Web page and app entries:
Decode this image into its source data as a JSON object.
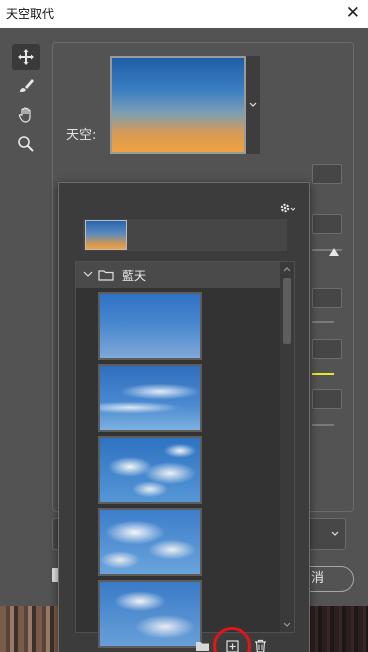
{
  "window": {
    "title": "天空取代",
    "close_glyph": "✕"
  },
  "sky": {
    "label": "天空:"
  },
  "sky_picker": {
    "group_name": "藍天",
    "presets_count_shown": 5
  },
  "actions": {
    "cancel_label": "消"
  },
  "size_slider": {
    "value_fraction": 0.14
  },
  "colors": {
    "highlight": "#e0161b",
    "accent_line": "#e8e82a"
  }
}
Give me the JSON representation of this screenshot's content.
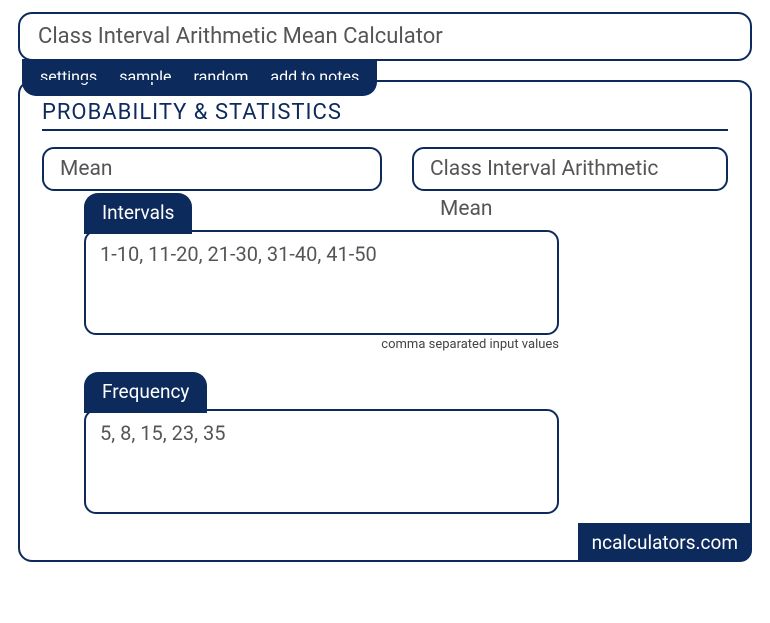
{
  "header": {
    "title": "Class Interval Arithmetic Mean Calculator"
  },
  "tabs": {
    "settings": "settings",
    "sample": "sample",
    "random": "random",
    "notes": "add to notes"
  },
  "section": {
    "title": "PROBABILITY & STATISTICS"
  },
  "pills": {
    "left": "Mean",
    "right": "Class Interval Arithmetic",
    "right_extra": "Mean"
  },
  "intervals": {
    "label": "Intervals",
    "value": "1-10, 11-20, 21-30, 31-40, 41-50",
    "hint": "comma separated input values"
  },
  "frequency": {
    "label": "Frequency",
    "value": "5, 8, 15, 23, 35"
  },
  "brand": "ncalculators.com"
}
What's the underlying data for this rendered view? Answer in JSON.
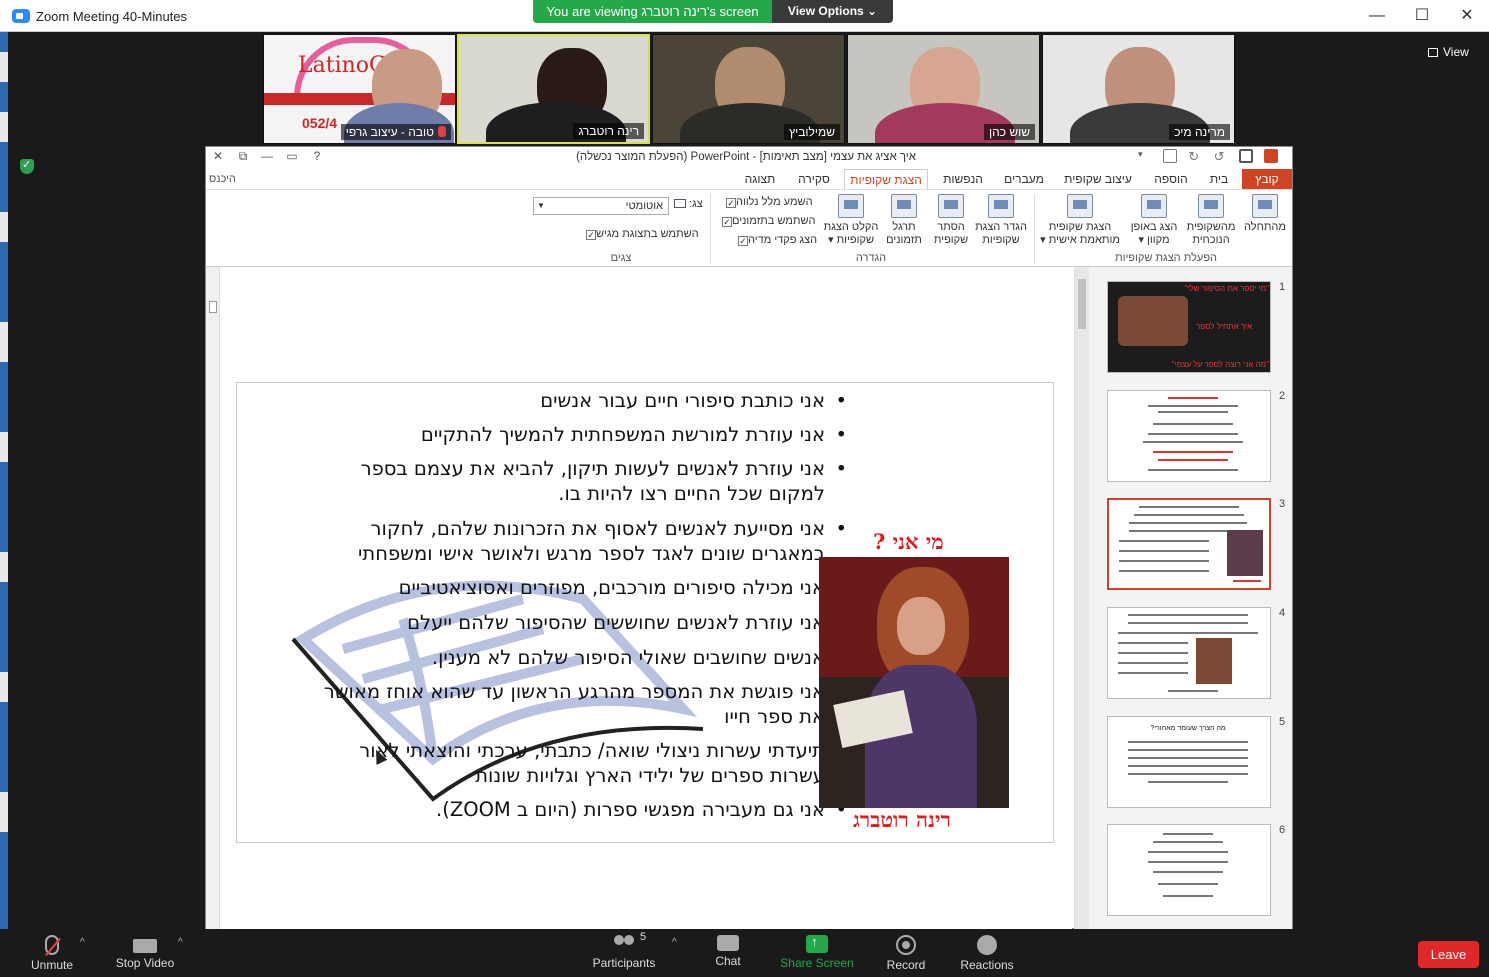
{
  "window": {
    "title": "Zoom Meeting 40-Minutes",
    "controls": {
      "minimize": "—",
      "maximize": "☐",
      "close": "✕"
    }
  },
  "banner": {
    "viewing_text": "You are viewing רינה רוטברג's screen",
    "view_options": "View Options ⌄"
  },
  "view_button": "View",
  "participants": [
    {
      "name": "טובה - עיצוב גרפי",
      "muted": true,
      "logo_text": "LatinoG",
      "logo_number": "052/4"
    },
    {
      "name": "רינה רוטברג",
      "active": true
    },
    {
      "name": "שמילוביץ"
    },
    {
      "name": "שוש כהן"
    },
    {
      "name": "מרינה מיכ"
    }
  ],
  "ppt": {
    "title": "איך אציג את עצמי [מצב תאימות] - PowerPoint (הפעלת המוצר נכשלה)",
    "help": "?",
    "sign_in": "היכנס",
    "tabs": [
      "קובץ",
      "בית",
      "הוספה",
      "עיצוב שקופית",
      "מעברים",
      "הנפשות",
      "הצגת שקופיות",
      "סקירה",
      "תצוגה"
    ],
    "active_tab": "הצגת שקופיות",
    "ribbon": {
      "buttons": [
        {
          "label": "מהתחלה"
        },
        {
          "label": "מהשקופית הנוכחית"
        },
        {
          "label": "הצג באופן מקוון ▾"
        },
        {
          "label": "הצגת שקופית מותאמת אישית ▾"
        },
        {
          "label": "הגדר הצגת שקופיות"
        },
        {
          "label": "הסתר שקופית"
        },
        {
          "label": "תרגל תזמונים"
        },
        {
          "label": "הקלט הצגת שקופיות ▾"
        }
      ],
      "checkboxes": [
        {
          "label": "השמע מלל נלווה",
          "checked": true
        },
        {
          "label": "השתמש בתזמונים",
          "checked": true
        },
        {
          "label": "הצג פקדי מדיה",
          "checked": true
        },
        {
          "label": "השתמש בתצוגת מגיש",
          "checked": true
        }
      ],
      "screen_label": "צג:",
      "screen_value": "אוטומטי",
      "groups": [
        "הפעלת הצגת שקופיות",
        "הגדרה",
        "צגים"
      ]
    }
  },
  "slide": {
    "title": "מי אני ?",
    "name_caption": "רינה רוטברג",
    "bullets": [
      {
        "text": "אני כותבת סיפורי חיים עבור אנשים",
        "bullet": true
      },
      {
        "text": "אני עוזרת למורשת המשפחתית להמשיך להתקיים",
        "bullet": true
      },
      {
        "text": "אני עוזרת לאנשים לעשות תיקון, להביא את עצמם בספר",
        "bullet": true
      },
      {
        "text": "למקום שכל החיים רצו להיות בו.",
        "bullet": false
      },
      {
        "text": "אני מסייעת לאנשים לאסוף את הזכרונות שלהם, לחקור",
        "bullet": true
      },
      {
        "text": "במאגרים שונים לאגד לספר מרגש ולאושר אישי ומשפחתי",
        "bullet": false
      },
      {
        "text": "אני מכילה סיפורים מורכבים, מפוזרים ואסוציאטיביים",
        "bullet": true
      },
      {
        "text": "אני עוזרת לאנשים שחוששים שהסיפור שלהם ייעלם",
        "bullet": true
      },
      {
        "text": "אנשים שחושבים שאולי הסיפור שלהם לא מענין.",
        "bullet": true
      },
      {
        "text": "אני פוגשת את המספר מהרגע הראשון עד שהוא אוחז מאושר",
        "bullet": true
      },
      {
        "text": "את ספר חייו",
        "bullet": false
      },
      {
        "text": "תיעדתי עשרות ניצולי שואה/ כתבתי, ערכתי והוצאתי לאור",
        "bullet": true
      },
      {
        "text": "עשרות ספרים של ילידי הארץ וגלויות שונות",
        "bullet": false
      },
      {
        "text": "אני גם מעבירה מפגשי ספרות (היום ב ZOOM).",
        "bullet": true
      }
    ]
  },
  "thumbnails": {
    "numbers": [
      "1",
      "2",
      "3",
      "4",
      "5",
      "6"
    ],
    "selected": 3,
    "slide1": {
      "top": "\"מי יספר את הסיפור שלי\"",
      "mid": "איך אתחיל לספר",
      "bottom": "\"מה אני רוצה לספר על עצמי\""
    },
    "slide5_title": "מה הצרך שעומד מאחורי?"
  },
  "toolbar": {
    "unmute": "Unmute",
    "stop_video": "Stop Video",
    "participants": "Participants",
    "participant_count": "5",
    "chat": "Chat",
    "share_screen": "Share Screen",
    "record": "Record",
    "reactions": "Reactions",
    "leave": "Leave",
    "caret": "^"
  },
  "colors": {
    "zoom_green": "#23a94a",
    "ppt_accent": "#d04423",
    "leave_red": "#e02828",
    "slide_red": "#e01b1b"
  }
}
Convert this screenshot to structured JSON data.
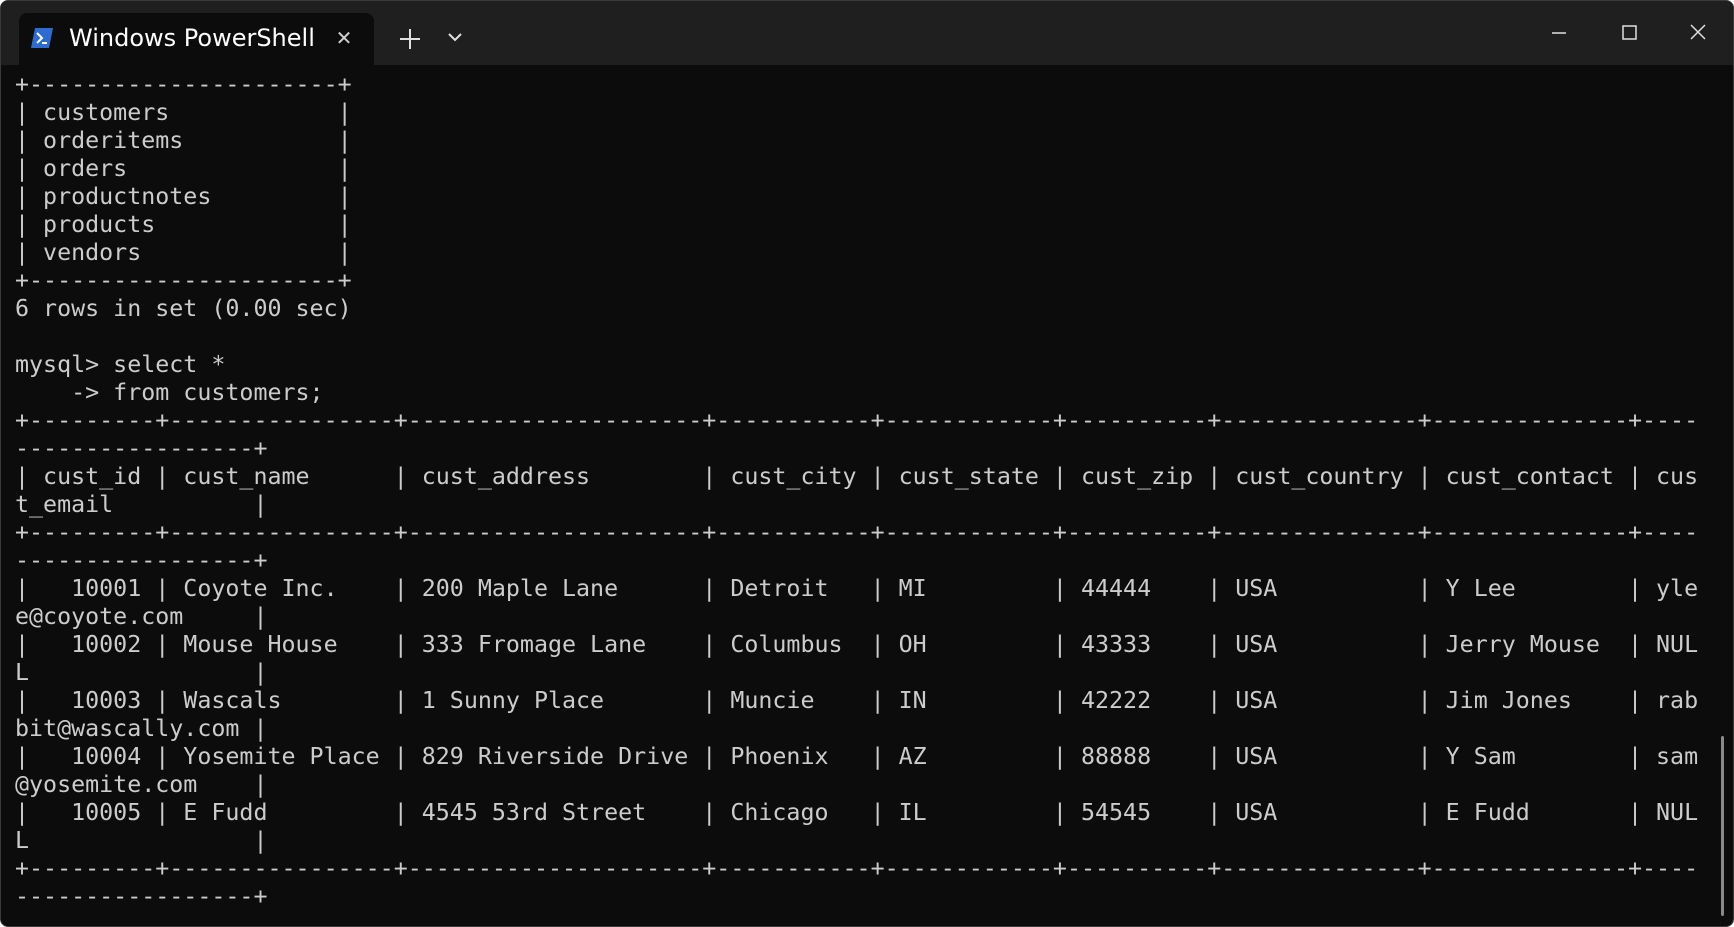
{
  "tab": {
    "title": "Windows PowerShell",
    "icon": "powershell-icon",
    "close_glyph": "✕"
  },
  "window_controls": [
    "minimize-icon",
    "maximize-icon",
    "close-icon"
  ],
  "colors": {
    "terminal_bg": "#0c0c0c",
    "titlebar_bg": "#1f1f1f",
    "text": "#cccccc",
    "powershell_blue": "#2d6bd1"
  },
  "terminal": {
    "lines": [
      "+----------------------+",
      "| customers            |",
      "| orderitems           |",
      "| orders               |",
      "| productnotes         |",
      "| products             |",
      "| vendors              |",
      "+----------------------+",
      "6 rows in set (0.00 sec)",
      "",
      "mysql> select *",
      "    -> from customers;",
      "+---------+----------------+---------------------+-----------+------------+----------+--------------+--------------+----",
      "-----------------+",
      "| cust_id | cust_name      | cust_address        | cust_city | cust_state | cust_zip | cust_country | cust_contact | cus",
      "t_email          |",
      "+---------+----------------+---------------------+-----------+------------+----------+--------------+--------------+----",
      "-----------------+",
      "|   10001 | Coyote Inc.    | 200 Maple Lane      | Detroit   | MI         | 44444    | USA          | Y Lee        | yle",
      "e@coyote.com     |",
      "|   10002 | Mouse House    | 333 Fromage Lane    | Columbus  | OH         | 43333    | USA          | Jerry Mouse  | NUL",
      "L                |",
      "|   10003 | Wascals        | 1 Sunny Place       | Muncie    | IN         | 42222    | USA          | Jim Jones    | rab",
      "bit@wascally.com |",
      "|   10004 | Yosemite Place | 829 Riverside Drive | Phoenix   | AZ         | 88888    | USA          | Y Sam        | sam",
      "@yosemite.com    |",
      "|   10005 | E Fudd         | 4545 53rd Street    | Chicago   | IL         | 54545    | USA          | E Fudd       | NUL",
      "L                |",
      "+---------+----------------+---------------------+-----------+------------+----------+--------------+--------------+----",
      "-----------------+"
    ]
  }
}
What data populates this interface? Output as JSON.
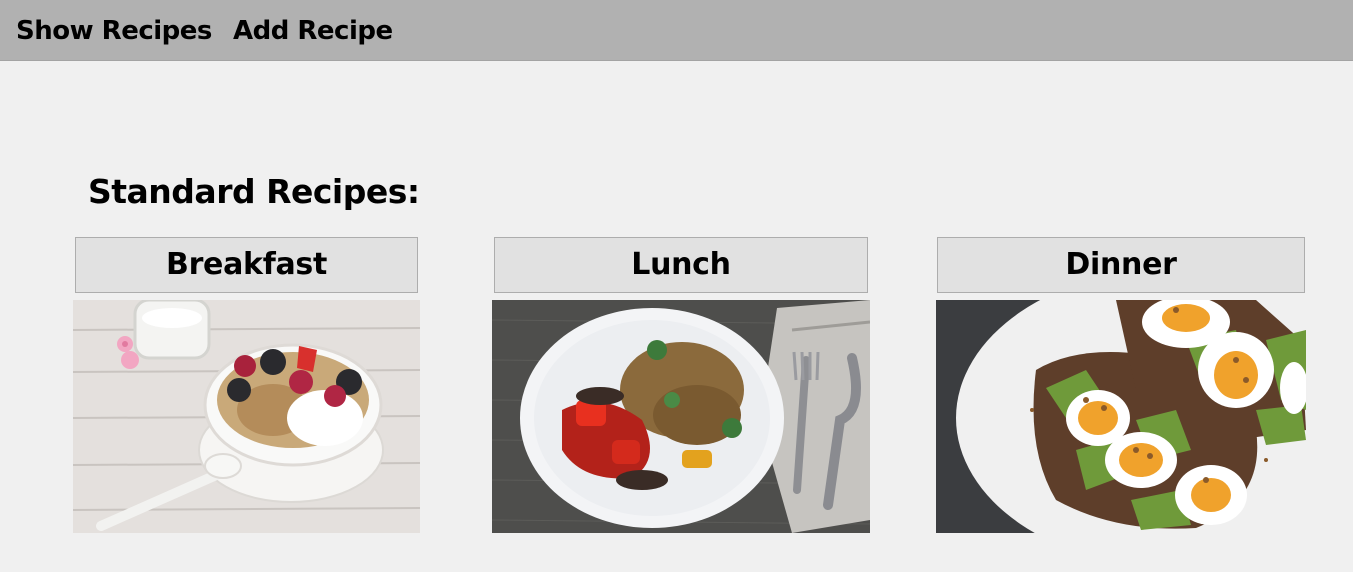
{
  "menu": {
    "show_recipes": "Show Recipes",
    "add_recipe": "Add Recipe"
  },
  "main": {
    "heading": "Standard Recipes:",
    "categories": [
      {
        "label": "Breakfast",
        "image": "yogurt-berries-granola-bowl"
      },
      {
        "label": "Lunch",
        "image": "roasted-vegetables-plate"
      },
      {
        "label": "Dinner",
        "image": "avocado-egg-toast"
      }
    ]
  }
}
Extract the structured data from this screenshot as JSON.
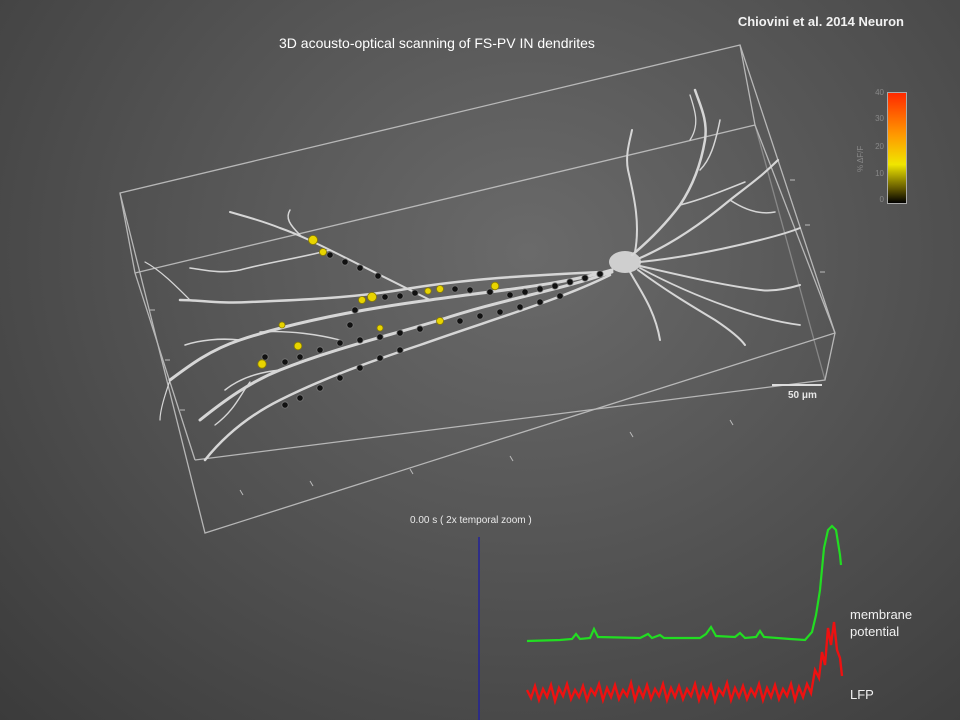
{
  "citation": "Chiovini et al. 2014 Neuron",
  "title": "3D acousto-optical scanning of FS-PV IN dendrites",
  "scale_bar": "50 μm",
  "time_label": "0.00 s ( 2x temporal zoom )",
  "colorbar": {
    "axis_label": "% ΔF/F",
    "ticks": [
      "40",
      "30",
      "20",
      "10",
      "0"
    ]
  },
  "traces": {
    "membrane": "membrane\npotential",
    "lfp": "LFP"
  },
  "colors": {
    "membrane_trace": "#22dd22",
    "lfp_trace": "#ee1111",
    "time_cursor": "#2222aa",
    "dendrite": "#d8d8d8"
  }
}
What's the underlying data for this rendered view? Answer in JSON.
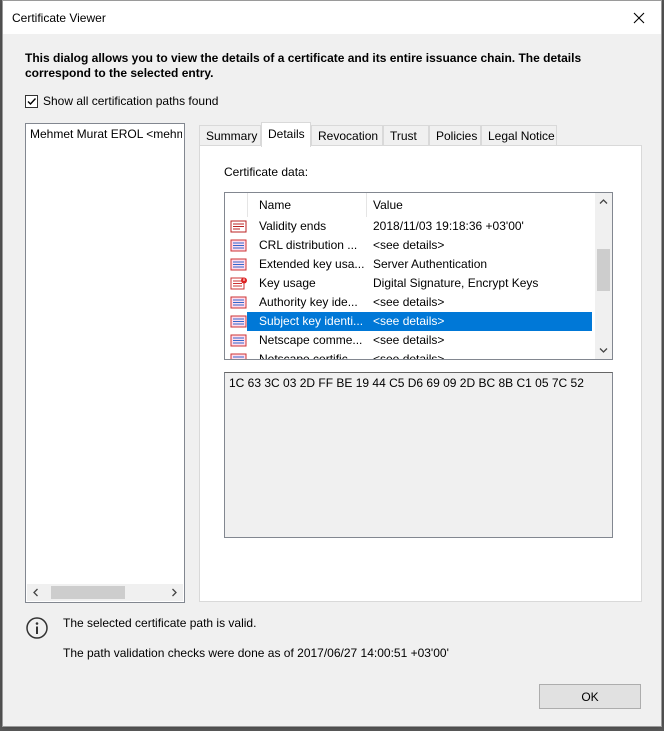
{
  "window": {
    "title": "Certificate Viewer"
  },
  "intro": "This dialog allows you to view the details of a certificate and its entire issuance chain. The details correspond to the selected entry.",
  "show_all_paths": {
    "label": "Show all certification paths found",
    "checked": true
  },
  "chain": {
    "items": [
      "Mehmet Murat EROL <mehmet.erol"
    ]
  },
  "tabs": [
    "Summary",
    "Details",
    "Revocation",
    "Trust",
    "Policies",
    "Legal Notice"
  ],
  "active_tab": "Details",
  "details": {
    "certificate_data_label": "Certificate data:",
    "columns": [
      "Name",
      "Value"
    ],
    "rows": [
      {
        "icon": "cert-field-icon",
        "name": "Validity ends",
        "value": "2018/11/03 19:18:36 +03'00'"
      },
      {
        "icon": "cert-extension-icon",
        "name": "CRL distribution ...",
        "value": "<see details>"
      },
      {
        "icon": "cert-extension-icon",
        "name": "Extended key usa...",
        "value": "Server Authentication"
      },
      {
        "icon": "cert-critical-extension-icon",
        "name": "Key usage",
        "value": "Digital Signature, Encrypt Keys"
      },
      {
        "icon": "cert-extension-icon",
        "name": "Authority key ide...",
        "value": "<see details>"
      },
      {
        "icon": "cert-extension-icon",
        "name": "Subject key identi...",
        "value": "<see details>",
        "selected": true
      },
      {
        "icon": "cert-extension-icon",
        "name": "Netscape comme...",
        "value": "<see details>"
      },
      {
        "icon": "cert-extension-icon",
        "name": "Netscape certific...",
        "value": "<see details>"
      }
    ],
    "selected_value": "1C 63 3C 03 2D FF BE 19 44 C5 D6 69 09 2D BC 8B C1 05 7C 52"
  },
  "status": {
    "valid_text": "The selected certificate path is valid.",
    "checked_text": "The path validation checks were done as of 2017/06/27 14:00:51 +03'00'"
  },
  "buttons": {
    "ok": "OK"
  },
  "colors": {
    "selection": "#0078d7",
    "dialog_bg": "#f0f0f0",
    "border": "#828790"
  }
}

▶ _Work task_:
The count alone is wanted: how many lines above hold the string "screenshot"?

▶ _Response to this task_:
3